A typical order came with cheese, bacon and a side of sour cream. I always took it a step further and would often smother them with chili. Looking back, that was a little overkill, but I would get them after busting my butt waiting tables. It's hard to not be over the top with food after you have served more than a $1,000 worth to customers and not been able to eat one bite.
One of the great benefits about making this recipe at home is that there is plenty of potato leftover, enough to make another potato favorite - which will be featured in my next post.
BEHIND THIS BITE
I never thought I would be doing something like waiting tables at a steak house. But, I had been in Fort Wayne for about three months and was really digging my new found spot at a little paper as the Visual Food Columnist, the only problem was that there was no pay. To me, getting the print space was all that mattered.
I had to build a portfolio of work and see if I could sustain it for the long run. In the news business, you have to be able to do your job, when the last thing on your mind is your job, meaning that your work has got to be good when it’s at it’s worst. Generally, you can look at a year’s worth of work and determine if your in the right spot.
In order to save money while I built my portfolio, I took some part time employment with my sister waiting tables. I thought it would be easy, but I will tell anyone this right now – to be a good server at a busy restaurant and make good money – you have to bust your ass!
It took me a couple of months learning the new trade. In the beginning, I totally sucked, I literally had to learn how to carry a tray of drinks. During that process I drenched a baby with a glass of ice water - true story.
I worked hard and was determined to be good at it before giving up. The work paid off and I did become a good server. I’m proud to say that during the 9 months that I worked at the THR, I was secretly evaluated by customers working for corporate headquarters twice (neither was during the first couple of months thankfully) and both times I received a 100 percent score.
I proved I could sustain my food column and picked up the skills necessary to be a good waiter in the process. That said, I’m glad I don’t have to do that now. I quit waiting tables exactly a year after starting my food column, I could not wait to cash out my last table and I hope that I never have to do that again, but I will if I have to, waiting tables is probably the most lucrative part time job in Fort Wayne. The experience has made me work even harder at making a living as a food columnists - which is still a work in progress.
Eat well cook often ...
Serves 6; 2 hours
6 large Russet potatoes
1 Tbs Vegetable oil
1 Tbs Kosher salt
DIVIDE OVER POTATO SKINS
1 C Cheddar cheese, shredded
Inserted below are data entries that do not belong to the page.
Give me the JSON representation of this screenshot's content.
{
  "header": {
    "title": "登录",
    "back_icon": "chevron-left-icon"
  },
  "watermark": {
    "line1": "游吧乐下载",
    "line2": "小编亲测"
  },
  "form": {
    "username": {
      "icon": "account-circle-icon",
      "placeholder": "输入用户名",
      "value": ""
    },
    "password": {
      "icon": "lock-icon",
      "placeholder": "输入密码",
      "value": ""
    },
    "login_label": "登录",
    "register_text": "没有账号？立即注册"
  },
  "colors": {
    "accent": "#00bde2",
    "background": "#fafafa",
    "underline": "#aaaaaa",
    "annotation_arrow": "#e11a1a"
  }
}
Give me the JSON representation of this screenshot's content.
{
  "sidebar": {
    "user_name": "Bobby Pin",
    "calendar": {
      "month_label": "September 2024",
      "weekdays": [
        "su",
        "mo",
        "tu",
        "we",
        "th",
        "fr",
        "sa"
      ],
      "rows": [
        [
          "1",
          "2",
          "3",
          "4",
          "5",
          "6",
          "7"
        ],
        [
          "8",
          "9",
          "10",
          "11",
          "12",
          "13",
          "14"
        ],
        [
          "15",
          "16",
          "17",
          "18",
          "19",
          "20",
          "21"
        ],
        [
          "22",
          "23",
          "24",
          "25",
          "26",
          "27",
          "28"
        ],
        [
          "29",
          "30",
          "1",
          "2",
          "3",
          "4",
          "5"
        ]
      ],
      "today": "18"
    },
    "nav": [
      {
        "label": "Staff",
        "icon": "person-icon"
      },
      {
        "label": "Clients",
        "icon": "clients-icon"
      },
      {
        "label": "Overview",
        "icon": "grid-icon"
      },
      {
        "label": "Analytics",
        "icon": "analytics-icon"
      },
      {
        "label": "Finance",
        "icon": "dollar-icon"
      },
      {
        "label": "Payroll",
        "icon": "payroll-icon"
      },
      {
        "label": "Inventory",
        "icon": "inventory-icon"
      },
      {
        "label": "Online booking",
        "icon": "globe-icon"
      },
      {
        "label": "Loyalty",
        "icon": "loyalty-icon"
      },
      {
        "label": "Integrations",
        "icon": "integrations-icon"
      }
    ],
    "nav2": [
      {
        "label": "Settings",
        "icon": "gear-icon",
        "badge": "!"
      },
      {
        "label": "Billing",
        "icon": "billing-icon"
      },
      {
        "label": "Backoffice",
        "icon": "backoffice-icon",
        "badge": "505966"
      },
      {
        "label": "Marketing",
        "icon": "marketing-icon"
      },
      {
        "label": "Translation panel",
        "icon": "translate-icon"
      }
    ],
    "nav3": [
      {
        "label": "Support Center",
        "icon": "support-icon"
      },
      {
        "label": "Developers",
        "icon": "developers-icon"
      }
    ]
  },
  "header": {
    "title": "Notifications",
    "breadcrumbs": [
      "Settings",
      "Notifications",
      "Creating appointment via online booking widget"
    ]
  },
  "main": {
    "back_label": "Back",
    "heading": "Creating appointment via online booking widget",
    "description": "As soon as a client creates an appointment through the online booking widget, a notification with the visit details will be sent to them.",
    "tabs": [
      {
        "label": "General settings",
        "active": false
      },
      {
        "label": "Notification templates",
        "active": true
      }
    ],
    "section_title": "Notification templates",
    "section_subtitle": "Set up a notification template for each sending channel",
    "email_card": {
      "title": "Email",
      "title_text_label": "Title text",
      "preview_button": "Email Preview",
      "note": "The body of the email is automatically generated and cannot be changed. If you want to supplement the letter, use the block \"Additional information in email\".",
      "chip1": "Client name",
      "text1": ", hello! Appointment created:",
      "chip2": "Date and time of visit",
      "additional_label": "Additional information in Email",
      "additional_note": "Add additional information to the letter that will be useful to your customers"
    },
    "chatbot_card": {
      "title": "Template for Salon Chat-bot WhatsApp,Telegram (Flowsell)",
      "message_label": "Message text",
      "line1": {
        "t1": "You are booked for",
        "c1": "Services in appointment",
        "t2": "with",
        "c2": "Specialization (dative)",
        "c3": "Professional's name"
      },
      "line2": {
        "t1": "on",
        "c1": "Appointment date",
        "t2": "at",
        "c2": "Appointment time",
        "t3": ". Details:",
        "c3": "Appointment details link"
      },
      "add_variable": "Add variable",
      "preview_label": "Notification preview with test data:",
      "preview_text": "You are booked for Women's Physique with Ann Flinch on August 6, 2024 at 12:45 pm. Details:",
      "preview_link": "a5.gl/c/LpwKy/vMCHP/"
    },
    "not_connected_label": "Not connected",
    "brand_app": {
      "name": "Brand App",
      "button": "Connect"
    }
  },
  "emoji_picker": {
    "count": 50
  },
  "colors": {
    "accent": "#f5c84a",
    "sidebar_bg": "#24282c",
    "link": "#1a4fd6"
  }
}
5 strips Bacon, cooked & crumbled
1/2 C Sour cream
1/4 C Green onion, sliced
Clean and rinse potatoes. Pat dry. Toss potatoes with salt and vegetable oil. Poke three deep holes in each potato with a knife. Place potatoes on a baking rack over a cookie sheet. Roast in a preheated 350° oven until cooked through, 1 hour and 30 minutes. Remove and let cool, slice in half.
Make potato skins, garnish and serve
Scope flesh from potatoes with a spoon leaving a thin layer of potato attached to the skin. Reserve flesh for later use. Fill potatoes with cheese and bacon. Return to pan with baking rack and heat in 350° oven until cheese is melted and potatoes are heated through, 8 to 10 minutes. Remove and garnish with green onion and sour cream, then serve.